She said: “It is beyond any reasonable doubt that there is a democratic mandate.”

Ms Fychan said there was no referendum on reducing the number of Welsh MPs from 40 to 32, and the UK Government resisted calls for a public vote on its Brexit deal.

‘Crocodile tears’

Alun Davies, a Labour backbencher, who represents Blaenau Gwent, accused the Conservatives of crying crocodile tears about Welsh democracy.

He said: “If they respected Welsh democracy, we wouldn’t have seen the erosion of the powers of this place week after week, month after month.”

Mick Antoniw, the member in charge of the bill, said a compelling case for reform has been made in expert reports, which have been endorsed by three of the four political parties.

Wales’ constitution minister pointed out that hundreds of new members have been appointed to the House of Lords without a referendum.

Mr Antoniw told MSs the Wales Act 2017, which gave the Senedd control over its electoral system for the first time, does not include any referendum requirement.

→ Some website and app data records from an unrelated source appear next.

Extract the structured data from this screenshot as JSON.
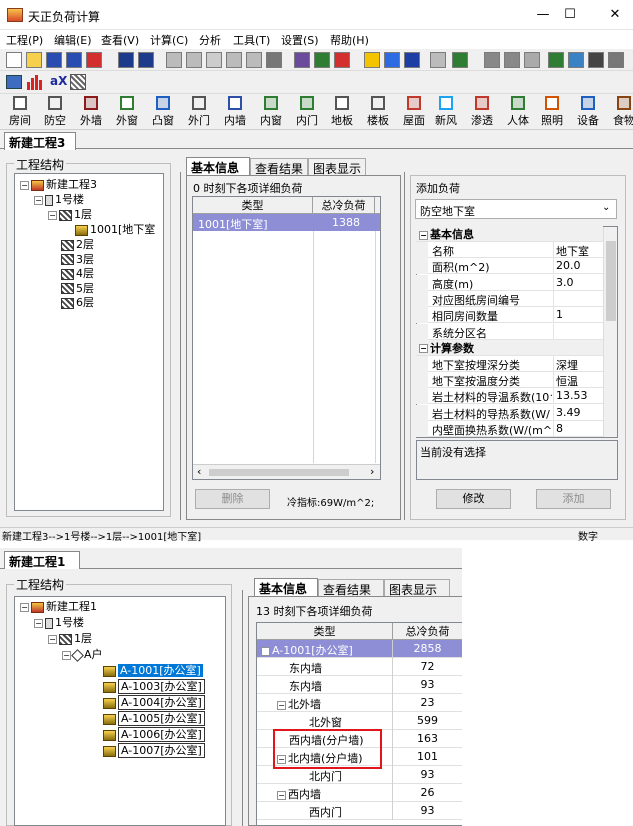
{
  "window": {
    "title": "天正负荷计算"
  },
  "menu": [
    "工程(P)",
    "编辑(E)",
    "查看(V)",
    "计算(C)",
    "分析",
    "工具(T)",
    "设置(S)",
    "帮助(H)"
  ],
  "big_toolbar": [
    "房间",
    "防空",
    "外墙",
    "外窗",
    "凸窗",
    "外门",
    "内墙",
    "内窗",
    "内门",
    "地板",
    "楼板",
    "屋面",
    "新风",
    "渗透",
    "人体",
    "照明",
    "设备",
    "食物"
  ],
  "toolbar_text": {
    "ax": "aX"
  },
  "top": {
    "doc_tab": "新建工程3",
    "tree_group": "工程结构",
    "tree": [
      "新建工程3",
      "1号楼",
      "1层",
      "1001[地下室",
      "2层",
      "3层",
      "4层",
      "5层",
      "6层"
    ],
    "tabs": [
      "基本信息",
      "查看结果",
      "图表显示"
    ],
    "grid_caption": "0 时刻下各项详细负荷",
    "grid_headers": [
      "类型",
      "总冷负荷"
    ],
    "grid_rows": [
      {
        "type": "1001[地下室]",
        "value": "1388"
      }
    ],
    "delete_btn": "删除",
    "cooling_index": "冷指标:69W/m^2;",
    "add_load_label": "添加负荷",
    "load_type": "防空地下室",
    "prop_cat1": "基本信息",
    "props1": [
      [
        "名称",
        "地下室"
      ],
      [
        "面积(m^2)",
        "20.0"
      ],
      [
        "高度(m)",
        "3.0"
      ],
      [
        "对应图纸房间编号",
        ""
      ],
      [
        "相同房间数量",
        "1"
      ],
      [
        "系统分区名",
        ""
      ]
    ],
    "prop_cat2": "计算参数",
    "props2": [
      [
        "地下室按埋深分类",
        "深埋"
      ],
      [
        "地下室按温度分类",
        "恒温"
      ],
      [
        "岩土材料的导温系数(10^",
        "13.53"
      ],
      [
        "岩土材料的导热系数(W/",
        "3.49"
      ],
      [
        "内壁面换热系数(W/(m^",
        "8"
      ]
    ],
    "no_select": "当前没有选择",
    "modify_btn": "修改",
    "add_btn": "添加",
    "status_path": "新建工程3-->1号楼-->1层-->1001[地下室]",
    "status_right": "数字"
  },
  "bottom": {
    "doc_tab": "新建工程1",
    "tree_group": "工程结构",
    "tree": [
      "新建工程1",
      "1号楼",
      "1层",
      "A户",
      "A-1001[办公室]",
      "A-1003[办公室]",
      "A-1004[办公室]",
      "A-1005[办公室]",
      "A-1006[办公室]",
      "A-1007[办公室]"
    ],
    "tabs": [
      "基本信息",
      "查看结果",
      "图表显示"
    ],
    "grid_caption": "13 时刻下各项详细负荷",
    "grid_headers": [
      "类型",
      "总冷负荷"
    ],
    "grid_rows": [
      {
        "type": "A-1001[办公室]",
        "value": "2858",
        "level": 0,
        "tgl": "−",
        "sel": true
      },
      {
        "type": "东内墙",
        "value": "72",
        "level": 1
      },
      {
        "type": "东内墙",
        "value": "93",
        "level": 1
      },
      {
        "type": "北外墙",
        "value": "23",
        "level": 1,
        "tgl": "−"
      },
      {
        "type": "北外窗",
        "value": "599",
        "level": 2
      },
      {
        "type": "西内墙(分户墙)",
        "value": "163",
        "level": 1
      },
      {
        "type": "北内墙(分户墙)",
        "value": "101",
        "level": 1,
        "tgl": "−"
      },
      {
        "type": "北内门",
        "value": "93",
        "level": 2
      },
      {
        "type": "西内墙",
        "value": "26",
        "level": 1,
        "tgl": "−"
      },
      {
        "type": "西内门",
        "value": "93",
        "level": 2
      }
    ]
  }
}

‘Grossly unfair’

Mr Millar also raised concerns about the “unacceptable” potential for a 10% variance in the size of Senedd constituencies from 2030, which is twice that allowed at Westminster.

He said from 2026 all Senedd constituencies will have about 147,000 electors, aside from whichever is paired with the protected Ynys Môn constituency.

Mr Millar explained that the paired Ynys Môn seat could have up to 25,000 fewer electors.

The Tory warned that from 2030 it will be possible for constituencies to vary in size by 30,000 electors or more, which he described as grossly unfair and inappropriate.

He said: “In the interests of fairness and equality of representation for all citizens of Wales, it is important that all MSs represent a similar number of constituents.”


Ms Fychan raised concerns about artificial quotas and unintended consequences, pointing to the example of the new Brecon, Radnor and Cwmtawe seat at Westminster.

The Plaid Cymru MS said: “If there must be a quota then we must include as much flexibility as possible rather than bind the boundary commission’s hands.”

Similarly, Mr Antoniw said introducing a smaller variance than 10% would mean more changes in Senedd constituency boundaries between 2026 and 2030.

He pointed out that there is no numerical limit in Scotland as he stressed the importance of flexibility to respond to matters such as geography and local ties.

MSs voted down the Tory amendment which would have halved variance to 5%.

Following the two-day stage-two debate on March 5 and 6, the bill now moves onto stage three – which will see further amendments debated and is expected to be held in late April.